Non-Patent Citations
Reference
1 *Polymer Bulletin, 18, 1987, pp. 123 130, G. Kaszas et al.
2Polymer Bulletin, 18, 1987, pp. 123-130, G. Kaszas et al.
3 *Polymer Bulletin, 18, 1987, pp. 433 440, Mah et al., New Telechelic Polymers and Sequential Copolymers by Polyfunctional Initiator Transfer Agents (Inifers) .
4Polymer Bulletin, 18, 1987, pp. 433-440, Mah et al., "New Telechelic Polymers and Sequential Copolymers by Polyfunctional Initiator-Transfer Agents (Inifers)".
5 *Polymer Bulletin, 20, 1988, pp. 221 228, W. Guanying et al., The Synthesis of Chlorine Terminated Telechelic Polyisobutylene .
6Polymer Bulletin, 20, 1988, pp. 221-228, W. Guanying et al., "The Synthesis of Chlorine-Terminated Telechelic Polyisobutylene".
7 *Polymer Bulletin, 20, 1988, pp. 229 236, W. Guanying et al., The Synthesis of Chlorine Terminated Telechelic Polyisobutylene .
8Polymer Bulletin, 20, 1988, pp. 229-236, W. Guanying et al., "The Synthesis of Chlorine-Terminated Telechelic Polyisobutylene".
9 *Polymer Bulletin, 21, 1989, pp. 125 131, R. Faust et al., Living Carbocationic Polymerization .
10Polymer Bulletin, 21, 1989, pp. 125-131, R. Faust et al., "Living Carbocationic Polymerization".
11 *Polymer Bulletin, 21, 1989, pp. 5 12, M. Zsuga et al., Electron Donors in Carbocationic Polymerization .
12Polymer Bulletin, 21, 1989, pp. 5-12, M. Zsuga et al., "Electron Donors in Carbocationic Polymerization".
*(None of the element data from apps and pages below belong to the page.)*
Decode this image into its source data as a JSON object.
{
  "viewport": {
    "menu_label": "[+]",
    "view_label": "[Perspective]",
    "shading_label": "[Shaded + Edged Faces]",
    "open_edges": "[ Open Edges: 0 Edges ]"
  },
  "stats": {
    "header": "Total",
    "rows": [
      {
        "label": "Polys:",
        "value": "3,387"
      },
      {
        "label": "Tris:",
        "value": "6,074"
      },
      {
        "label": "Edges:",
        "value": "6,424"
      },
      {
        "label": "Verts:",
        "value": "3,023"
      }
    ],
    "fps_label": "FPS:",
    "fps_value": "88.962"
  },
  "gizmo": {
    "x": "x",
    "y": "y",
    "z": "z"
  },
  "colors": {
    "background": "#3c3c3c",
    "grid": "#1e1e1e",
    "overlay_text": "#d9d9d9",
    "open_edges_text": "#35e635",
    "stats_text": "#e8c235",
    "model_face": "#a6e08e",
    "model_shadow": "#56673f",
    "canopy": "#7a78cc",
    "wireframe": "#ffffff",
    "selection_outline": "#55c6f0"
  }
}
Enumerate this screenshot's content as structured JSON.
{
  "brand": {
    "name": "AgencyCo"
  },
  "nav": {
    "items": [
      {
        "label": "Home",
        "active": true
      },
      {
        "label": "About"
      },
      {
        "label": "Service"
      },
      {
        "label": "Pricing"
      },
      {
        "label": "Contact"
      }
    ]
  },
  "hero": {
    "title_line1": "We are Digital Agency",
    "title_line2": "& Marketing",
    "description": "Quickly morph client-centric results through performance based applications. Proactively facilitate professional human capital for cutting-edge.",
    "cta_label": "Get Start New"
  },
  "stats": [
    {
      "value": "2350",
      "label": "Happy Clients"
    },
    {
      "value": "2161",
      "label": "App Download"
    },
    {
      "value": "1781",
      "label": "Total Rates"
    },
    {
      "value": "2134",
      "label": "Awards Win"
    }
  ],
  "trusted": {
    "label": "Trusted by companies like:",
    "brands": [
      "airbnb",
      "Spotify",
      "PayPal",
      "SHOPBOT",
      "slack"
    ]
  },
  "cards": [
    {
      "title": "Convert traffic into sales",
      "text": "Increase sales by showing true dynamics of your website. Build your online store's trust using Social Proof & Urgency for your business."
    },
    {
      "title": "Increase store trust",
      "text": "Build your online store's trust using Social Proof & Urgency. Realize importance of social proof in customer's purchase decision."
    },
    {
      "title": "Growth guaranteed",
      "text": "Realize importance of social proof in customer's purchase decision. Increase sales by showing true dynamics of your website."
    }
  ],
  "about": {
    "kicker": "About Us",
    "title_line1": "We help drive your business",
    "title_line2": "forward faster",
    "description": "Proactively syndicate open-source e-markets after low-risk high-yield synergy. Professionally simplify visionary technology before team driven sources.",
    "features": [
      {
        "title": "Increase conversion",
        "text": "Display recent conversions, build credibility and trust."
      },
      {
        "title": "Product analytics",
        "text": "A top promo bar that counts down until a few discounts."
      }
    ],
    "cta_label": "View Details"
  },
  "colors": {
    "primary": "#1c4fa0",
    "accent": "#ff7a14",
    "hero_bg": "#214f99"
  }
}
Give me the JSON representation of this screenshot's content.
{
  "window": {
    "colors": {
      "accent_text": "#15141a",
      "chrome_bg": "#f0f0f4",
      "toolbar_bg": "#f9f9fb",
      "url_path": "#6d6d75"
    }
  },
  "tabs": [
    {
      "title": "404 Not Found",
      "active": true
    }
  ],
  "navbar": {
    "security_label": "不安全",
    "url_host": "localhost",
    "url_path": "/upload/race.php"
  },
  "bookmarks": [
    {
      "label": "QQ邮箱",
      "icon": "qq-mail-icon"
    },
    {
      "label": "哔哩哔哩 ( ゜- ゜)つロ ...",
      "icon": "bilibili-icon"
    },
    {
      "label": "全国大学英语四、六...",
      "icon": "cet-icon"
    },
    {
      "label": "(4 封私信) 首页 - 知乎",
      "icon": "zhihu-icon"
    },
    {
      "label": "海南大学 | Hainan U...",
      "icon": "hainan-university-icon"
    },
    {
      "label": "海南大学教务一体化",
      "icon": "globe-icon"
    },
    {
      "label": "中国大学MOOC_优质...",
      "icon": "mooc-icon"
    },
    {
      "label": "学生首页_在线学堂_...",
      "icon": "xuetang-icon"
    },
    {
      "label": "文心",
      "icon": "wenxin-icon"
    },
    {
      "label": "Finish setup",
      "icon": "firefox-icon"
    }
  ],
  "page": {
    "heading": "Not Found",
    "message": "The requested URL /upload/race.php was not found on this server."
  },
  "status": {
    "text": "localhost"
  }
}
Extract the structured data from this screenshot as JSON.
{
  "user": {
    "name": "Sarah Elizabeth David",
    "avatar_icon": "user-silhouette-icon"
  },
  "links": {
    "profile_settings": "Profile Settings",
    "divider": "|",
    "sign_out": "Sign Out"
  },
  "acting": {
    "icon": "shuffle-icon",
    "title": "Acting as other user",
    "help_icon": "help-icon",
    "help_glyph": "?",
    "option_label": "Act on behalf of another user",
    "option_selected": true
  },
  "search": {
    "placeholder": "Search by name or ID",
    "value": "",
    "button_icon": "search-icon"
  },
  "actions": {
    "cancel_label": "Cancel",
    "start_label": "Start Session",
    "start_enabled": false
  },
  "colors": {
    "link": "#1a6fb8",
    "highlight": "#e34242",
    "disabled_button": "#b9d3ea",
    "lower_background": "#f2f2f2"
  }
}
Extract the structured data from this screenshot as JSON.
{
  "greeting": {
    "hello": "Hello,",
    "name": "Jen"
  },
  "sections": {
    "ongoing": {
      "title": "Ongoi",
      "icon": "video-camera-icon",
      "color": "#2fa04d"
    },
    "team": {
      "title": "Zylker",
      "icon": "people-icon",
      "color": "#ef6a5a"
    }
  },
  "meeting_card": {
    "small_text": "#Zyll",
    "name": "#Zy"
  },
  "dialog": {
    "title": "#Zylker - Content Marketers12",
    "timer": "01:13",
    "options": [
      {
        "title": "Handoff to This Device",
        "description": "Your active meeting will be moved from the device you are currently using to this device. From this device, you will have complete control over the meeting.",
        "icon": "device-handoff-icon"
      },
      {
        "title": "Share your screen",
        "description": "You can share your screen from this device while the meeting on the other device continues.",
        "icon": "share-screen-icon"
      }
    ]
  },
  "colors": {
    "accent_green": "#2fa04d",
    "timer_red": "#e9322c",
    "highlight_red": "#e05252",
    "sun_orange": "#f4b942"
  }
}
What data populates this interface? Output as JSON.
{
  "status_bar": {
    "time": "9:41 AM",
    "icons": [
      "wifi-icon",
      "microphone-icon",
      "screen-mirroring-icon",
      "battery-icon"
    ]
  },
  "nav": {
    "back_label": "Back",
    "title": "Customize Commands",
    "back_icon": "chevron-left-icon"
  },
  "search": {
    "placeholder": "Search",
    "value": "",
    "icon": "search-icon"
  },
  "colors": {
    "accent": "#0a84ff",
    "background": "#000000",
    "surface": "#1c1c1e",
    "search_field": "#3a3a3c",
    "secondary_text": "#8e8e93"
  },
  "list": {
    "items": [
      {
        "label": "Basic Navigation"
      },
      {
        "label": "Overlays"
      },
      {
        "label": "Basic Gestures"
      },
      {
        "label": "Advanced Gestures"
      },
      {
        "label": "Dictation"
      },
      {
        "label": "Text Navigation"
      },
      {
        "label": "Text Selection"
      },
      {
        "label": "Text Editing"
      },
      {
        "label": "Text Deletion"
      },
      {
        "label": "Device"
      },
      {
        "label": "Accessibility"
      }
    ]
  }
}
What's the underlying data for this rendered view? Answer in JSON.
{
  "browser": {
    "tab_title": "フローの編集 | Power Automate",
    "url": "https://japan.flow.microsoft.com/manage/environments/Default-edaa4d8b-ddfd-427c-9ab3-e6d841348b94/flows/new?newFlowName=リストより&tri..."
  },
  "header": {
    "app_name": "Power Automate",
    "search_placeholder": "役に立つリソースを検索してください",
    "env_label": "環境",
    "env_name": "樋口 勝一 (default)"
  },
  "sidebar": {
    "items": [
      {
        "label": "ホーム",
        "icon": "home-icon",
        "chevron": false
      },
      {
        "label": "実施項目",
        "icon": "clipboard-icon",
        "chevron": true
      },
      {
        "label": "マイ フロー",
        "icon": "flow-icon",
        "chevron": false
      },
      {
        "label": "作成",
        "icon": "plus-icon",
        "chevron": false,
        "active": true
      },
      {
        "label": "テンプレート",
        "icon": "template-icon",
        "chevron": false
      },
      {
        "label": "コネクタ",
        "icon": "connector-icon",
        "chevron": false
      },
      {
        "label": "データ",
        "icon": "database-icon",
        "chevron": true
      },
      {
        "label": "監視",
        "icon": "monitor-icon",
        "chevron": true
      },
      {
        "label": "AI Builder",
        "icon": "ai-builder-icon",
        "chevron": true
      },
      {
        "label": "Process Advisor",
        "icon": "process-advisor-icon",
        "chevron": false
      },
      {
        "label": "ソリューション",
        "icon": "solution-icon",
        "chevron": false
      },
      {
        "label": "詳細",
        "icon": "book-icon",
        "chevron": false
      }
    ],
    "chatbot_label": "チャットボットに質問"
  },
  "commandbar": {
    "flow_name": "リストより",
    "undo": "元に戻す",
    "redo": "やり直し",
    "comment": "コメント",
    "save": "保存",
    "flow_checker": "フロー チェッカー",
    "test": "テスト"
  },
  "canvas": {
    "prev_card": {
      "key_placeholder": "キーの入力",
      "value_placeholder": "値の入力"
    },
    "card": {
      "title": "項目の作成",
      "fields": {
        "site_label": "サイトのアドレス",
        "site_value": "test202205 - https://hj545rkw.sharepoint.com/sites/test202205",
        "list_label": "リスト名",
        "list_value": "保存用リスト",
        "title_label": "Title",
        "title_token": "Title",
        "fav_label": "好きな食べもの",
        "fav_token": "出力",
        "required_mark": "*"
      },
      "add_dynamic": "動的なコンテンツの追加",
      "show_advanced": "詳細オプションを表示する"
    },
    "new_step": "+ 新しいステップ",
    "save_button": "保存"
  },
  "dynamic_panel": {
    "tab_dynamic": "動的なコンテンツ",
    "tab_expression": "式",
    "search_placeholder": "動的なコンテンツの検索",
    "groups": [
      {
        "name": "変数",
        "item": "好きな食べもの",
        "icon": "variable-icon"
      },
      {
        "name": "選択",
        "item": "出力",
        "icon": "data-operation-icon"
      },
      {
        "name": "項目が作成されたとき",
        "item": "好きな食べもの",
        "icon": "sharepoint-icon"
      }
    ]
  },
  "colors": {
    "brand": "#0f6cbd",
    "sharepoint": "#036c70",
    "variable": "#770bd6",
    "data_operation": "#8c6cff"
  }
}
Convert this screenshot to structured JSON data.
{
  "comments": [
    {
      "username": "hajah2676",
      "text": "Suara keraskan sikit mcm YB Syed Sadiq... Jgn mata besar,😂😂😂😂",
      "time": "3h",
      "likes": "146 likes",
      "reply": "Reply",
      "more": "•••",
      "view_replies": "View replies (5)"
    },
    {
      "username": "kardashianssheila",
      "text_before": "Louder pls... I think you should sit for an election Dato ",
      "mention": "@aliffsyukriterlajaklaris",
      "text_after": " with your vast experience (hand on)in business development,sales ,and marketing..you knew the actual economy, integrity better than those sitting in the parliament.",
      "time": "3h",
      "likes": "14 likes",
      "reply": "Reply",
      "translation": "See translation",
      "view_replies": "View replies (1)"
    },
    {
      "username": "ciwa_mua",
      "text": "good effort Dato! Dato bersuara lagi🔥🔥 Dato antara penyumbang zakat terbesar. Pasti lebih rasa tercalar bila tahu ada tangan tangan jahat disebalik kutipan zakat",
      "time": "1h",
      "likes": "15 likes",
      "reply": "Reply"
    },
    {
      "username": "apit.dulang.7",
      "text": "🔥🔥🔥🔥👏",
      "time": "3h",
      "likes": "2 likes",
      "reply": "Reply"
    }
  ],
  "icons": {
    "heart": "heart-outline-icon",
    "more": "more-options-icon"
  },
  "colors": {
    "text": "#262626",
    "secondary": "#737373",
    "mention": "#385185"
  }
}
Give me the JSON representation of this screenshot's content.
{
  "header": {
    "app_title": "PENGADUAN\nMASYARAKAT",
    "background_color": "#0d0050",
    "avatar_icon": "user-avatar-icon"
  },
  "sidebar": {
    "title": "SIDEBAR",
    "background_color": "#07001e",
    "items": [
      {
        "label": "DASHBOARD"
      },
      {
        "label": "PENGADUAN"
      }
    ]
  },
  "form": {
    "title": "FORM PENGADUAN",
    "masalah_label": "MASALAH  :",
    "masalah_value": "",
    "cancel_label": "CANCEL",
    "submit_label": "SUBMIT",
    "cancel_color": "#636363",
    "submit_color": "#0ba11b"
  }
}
Referenced by
Citing PatentFiling datePublication dateApplicantTitle
US5464549 *Dec 12, 1991Nov 7, 1995Ethyl CorporationOil soluble dispersants suitable for use in fuels and lubricants
Classifications
U.S. Classification525/285, 526/272, 549/233
International ClassificationC08F8/26, C08F4/06, C08F8/46
Cooperative ClassificationC08F8/46, C08F2810/30, C08F2810/40
European ClassificationC08F8/46
Legal Events
DateCodeEventDescription
Jun 21, 1991ASAssignment
Owner name: BASF AKTIENGESELLSCHAFT
Free format text: ASSIGNMENT OF ASSIGNORS INTEREST.;ASSIGNORS:BENDER, DIETMAR;BRONSTERT, KLAUS;REEL/FRAME:005741/0590;SIGNING DATES FROM 19900412 TO 19900419
Mar 31, 1995FPAYFee payment
Year of fee payment: 4
Apr 27, 1999REMIMaintenance fee reminder mailed
Oct 3, 1999LAPSLapse for failure to pay maintenance fees
Dec 14, 1999FPExpired due to failure to pay maintenance fee
Effective date: 19991001